(Items from a dataset)
—————
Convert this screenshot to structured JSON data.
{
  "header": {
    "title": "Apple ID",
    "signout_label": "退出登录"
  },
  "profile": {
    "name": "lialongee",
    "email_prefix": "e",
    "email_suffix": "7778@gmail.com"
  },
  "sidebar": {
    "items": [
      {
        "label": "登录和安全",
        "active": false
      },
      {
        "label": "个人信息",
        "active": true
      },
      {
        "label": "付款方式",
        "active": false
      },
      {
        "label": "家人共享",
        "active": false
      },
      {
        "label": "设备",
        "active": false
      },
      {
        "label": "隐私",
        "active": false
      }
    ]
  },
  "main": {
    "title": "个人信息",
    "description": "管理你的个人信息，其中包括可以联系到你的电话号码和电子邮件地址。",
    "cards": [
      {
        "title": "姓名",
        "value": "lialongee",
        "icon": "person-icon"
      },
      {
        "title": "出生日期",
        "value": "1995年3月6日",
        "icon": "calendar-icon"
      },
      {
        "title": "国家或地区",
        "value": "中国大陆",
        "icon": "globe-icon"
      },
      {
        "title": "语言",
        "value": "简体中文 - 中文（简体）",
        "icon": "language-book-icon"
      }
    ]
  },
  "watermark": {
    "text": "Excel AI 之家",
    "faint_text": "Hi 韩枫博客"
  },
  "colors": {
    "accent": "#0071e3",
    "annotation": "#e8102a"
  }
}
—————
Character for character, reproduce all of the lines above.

Finished exercise ▸
Convert this screenshot to structured JSON data.
{
  "header": {
    "title": "Apple ID",
    "signout_label": "退出登录"
  },
  "profile": {
    "name": "lialongee",
    "email_prefix": "e",
    "email_suffix": "7778@gmail.com"
  },
  "sidebar": {
    "items": [
      {
        "label": "登录和安全",
        "active": false
      },
      {
        "label": "个人信息",
        "active": true
      },
      {
        "label": "付款方式",
        "active": false
      },
      {
        "label": "家人共享",
        "active": false
      },
      {
        "label": "设备",
        "active": false
      },
      {
        "label": "隐私",
        "active": false
      }
    ]
  },
  "main": {
    "title": "个人信息",
    "description": "管理你的个人信息，其中包括可以联系到你的电话号码和电子邮件地址。",
    "cards": [
      {
        "title": "姓名",
        "value": "lialongee",
        "icon": "person-icon"
      },
      {
        "title": "出生日期",
        "value": "1995年3月6日",
        "icon": "calendar-icon"
      },
      {
        "title": "国家或地区",
        "value": "中国大陆",
        "icon": "globe-icon"
      },
      {
        "title": "语言",
        "value": "简体中文 - 中文（简体）",
        "icon": "language-book-icon"
      }
    ]
  },
  "watermark": {
    "text": "Excel AI 之家",
    "faint_text": "Hi 韩枫博客"
  },
  "colors": {
    "accent": "#0071e3",
    "annotation": "#e8102a"
  }
}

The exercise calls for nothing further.